The European Parliament has approved the Copernicus satellite-based Earth observation programme aiming to advance understanding of the environment and climate change processes.
Copernicus, a successor of the earlier Global Monitoring for Environment and Security (GMES) programme, will receive €4,291m (£3,587m) between 2014-2020 to launch new satellites and develop new applications for environment monitoring and enhancing public security.
"New satellites will be launched in the coming years to collect global data," said Vittorio Prodi, who steered the legislation through the parliament.
"The environmental monitoring of air, water and soil will help improve health, for instance. Other applications can aid significantly agriculture activities. Copernicus will also support public authorities in disaster management when there are natural disasters such as volcanic eruptions, earthquakes, fires and floods, as well as man-made accidents like oil spills," he explained.

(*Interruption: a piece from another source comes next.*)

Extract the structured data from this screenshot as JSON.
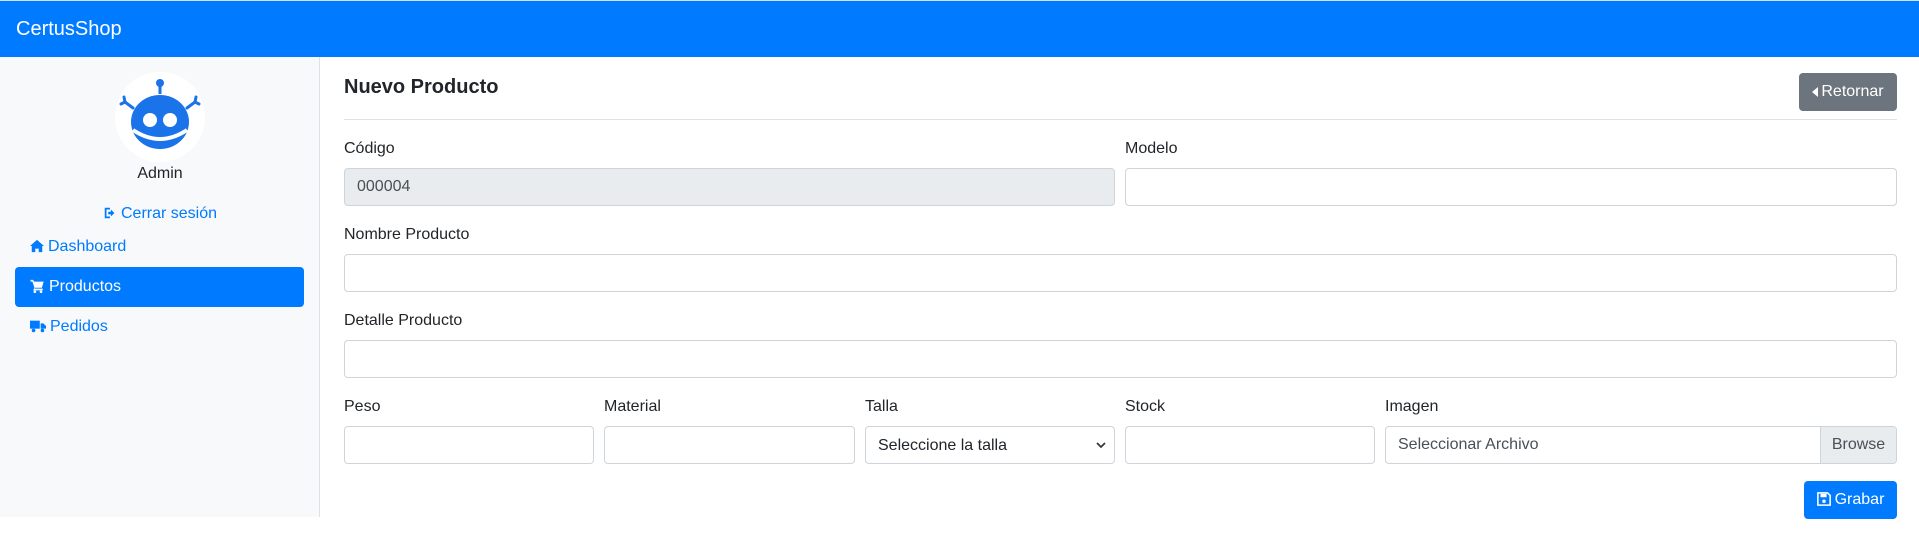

The access to Copernicus data about specific areas of land, seas and oceans and the Earth’s atmosphere will be free of charge and open to everyone.
Copernicus data on water quality, for example, will help public authorities to enhance protection of bathing waters, or predict algal blooms. Precise understanding of ocean currents, winds and ice will help improve safety of marine operations. Detailed information about temperatures around the globe, the rise of sea levels, ice sheet melting, solar radiation and processes in the ozone layer will help refine climate change predictions.
Apart from several Earth observation satellites, the system will also work with information gathered through sensors on the ground.
Copernicus is considered the European contribution to building the Global Earth Observation System of Systems (GEOSS).
The regulation will enter into force as soon as it has been published in the Official Journal of the EU, following a formal approval by the Council of Europe.